* **Records to process**
====================
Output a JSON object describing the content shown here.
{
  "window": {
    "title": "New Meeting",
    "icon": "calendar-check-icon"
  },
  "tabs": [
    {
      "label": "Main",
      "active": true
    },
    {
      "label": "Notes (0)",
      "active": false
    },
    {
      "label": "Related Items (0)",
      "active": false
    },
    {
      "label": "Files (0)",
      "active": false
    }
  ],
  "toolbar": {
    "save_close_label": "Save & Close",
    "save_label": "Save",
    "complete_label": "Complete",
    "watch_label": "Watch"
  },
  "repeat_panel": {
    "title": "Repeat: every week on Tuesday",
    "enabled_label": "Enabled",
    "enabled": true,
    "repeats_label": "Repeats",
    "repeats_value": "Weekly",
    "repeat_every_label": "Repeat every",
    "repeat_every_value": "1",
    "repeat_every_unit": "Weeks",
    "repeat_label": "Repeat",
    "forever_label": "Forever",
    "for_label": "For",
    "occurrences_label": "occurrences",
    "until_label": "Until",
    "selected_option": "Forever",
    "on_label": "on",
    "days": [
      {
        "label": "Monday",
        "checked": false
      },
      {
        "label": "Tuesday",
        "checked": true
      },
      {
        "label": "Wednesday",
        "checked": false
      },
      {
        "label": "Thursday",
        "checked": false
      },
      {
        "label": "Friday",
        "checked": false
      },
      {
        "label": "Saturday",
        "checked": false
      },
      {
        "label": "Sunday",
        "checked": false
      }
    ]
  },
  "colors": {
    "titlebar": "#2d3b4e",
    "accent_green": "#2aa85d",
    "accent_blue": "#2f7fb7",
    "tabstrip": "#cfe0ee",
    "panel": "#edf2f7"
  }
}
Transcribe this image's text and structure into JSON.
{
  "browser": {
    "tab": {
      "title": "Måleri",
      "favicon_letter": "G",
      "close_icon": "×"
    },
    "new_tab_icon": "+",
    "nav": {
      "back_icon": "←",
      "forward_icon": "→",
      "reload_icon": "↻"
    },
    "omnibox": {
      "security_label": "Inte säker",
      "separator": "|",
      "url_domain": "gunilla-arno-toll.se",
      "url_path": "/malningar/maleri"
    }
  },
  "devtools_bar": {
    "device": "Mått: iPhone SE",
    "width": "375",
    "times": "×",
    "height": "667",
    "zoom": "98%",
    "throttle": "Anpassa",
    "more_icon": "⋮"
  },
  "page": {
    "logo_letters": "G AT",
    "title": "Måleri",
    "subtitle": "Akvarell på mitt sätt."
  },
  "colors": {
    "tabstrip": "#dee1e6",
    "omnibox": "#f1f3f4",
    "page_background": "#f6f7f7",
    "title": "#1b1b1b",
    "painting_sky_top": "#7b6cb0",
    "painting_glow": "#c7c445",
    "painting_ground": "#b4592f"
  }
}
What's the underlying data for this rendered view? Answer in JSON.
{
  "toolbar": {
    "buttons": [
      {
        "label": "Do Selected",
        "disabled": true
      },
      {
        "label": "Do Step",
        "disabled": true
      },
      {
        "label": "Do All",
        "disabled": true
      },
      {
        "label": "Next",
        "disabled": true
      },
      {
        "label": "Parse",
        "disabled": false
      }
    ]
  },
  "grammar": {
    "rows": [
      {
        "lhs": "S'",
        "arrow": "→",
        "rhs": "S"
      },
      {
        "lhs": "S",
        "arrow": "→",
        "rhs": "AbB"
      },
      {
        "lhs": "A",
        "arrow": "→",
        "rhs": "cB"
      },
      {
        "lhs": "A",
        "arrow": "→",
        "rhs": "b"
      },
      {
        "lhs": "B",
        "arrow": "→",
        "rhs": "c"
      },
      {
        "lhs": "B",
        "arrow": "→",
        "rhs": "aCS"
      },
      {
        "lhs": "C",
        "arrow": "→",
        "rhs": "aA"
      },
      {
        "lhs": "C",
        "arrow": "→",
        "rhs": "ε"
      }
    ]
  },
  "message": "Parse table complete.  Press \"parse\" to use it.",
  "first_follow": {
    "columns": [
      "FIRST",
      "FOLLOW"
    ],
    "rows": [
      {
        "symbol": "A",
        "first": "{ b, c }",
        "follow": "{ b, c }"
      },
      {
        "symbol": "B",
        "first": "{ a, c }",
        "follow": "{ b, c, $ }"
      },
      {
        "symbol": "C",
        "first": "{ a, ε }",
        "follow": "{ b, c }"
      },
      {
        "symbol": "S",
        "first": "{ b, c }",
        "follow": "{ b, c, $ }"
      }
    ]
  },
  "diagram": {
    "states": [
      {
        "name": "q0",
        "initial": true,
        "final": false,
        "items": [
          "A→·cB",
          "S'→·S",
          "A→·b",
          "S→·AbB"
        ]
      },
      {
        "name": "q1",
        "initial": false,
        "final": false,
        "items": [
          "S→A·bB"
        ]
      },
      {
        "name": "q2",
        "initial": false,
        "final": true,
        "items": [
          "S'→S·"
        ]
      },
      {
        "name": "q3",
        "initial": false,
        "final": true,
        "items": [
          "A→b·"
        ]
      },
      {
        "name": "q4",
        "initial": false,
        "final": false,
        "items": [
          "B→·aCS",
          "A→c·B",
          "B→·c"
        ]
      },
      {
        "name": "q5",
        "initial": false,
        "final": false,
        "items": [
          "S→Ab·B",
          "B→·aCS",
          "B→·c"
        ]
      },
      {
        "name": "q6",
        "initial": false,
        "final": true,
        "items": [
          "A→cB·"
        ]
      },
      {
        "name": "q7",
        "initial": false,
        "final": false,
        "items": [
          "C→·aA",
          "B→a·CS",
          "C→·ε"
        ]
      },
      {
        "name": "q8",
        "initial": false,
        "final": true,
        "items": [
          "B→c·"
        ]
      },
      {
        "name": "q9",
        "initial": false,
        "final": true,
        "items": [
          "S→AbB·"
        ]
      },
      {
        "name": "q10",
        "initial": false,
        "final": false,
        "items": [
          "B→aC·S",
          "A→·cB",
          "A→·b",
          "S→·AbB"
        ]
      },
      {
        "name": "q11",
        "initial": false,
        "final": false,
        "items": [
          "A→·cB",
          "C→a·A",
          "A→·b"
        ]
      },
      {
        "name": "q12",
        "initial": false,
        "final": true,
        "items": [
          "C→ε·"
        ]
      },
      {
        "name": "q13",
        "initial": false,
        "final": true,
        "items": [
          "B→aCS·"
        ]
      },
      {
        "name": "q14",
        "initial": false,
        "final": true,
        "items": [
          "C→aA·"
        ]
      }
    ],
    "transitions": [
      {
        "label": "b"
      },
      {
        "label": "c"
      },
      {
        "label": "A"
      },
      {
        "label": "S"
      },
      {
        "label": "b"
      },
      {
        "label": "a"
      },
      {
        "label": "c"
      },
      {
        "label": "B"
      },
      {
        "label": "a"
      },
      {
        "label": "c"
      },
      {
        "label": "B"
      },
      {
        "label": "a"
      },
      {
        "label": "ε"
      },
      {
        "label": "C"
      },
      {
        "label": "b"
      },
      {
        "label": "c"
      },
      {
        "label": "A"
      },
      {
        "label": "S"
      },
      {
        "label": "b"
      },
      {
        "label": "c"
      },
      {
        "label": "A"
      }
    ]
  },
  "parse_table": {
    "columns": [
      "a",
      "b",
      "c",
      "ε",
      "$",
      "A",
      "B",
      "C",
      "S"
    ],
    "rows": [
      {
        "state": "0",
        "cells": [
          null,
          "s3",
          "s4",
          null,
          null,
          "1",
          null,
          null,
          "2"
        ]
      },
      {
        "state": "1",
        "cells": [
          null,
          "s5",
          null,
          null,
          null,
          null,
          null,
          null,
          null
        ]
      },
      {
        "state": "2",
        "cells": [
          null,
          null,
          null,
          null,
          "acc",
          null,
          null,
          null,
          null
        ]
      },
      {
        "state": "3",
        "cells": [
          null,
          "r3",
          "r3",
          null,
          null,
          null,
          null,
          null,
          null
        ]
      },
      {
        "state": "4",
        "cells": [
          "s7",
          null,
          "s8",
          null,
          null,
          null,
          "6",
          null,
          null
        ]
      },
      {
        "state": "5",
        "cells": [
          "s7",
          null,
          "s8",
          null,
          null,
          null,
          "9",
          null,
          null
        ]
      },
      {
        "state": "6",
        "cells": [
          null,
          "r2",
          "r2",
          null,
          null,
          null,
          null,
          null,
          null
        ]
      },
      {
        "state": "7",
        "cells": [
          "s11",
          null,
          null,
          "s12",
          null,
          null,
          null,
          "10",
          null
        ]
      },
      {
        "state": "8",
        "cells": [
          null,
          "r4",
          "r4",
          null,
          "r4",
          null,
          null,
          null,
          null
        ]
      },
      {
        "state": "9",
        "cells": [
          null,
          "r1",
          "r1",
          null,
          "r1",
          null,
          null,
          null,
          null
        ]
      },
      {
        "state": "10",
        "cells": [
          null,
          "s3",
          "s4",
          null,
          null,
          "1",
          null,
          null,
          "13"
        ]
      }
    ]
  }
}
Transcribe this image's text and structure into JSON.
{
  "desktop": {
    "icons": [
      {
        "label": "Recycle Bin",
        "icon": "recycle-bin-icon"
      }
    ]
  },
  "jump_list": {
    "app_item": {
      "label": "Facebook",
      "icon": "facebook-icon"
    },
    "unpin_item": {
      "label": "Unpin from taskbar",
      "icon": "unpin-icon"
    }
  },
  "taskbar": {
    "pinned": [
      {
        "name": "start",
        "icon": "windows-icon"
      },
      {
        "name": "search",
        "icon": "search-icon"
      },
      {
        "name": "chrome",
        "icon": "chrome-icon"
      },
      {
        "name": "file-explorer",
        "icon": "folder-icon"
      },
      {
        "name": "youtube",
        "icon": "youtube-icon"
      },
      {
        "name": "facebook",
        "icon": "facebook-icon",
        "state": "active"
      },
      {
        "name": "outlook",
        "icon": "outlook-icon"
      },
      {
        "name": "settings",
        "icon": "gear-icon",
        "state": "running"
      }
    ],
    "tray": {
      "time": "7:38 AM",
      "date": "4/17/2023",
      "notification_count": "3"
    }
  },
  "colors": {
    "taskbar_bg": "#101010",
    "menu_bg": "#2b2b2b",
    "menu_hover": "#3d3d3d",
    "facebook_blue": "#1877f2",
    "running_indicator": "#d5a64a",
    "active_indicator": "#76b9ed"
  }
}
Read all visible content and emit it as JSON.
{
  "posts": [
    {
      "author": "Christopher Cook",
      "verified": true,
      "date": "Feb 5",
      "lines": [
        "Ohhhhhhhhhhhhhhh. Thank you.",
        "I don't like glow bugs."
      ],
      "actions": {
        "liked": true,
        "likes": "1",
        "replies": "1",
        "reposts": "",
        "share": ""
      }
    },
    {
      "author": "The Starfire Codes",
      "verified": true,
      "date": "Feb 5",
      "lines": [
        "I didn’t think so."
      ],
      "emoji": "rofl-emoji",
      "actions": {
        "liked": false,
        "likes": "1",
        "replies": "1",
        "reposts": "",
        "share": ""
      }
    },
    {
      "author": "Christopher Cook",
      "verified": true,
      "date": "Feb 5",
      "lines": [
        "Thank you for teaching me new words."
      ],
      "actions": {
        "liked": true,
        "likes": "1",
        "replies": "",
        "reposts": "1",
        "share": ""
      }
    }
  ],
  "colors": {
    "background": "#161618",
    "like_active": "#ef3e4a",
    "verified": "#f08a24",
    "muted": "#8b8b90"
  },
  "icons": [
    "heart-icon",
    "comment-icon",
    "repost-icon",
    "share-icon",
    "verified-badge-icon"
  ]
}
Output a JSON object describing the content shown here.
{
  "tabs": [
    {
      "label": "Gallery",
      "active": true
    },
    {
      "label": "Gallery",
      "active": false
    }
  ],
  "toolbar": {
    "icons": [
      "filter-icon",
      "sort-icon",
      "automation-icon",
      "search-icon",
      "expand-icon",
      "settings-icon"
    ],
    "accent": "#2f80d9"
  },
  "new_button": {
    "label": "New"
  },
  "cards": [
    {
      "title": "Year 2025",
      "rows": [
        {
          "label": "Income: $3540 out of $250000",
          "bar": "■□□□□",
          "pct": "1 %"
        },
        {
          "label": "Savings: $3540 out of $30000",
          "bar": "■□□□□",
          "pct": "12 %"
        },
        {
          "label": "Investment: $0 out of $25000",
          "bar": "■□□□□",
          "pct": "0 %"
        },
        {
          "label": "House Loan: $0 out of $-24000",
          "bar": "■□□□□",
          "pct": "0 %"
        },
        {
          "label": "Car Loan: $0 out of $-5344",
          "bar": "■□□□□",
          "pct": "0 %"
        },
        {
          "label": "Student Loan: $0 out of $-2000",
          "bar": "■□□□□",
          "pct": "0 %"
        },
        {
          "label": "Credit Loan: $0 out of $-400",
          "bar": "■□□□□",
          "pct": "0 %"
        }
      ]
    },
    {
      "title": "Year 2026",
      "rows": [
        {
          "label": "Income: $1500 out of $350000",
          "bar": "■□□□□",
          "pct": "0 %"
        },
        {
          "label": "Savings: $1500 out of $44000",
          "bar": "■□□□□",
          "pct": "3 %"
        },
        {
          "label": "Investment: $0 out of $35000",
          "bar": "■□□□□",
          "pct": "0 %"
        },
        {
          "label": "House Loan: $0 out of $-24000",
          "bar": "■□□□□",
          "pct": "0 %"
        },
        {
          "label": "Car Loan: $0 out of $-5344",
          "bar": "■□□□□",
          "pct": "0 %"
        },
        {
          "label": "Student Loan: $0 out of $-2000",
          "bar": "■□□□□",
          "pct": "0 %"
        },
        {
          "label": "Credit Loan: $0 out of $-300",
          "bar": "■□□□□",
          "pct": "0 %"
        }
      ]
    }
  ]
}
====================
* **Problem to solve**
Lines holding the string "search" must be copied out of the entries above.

* **Answer for the task**
        "name": "search",
        "icon": "search-icon"
      "search-icon",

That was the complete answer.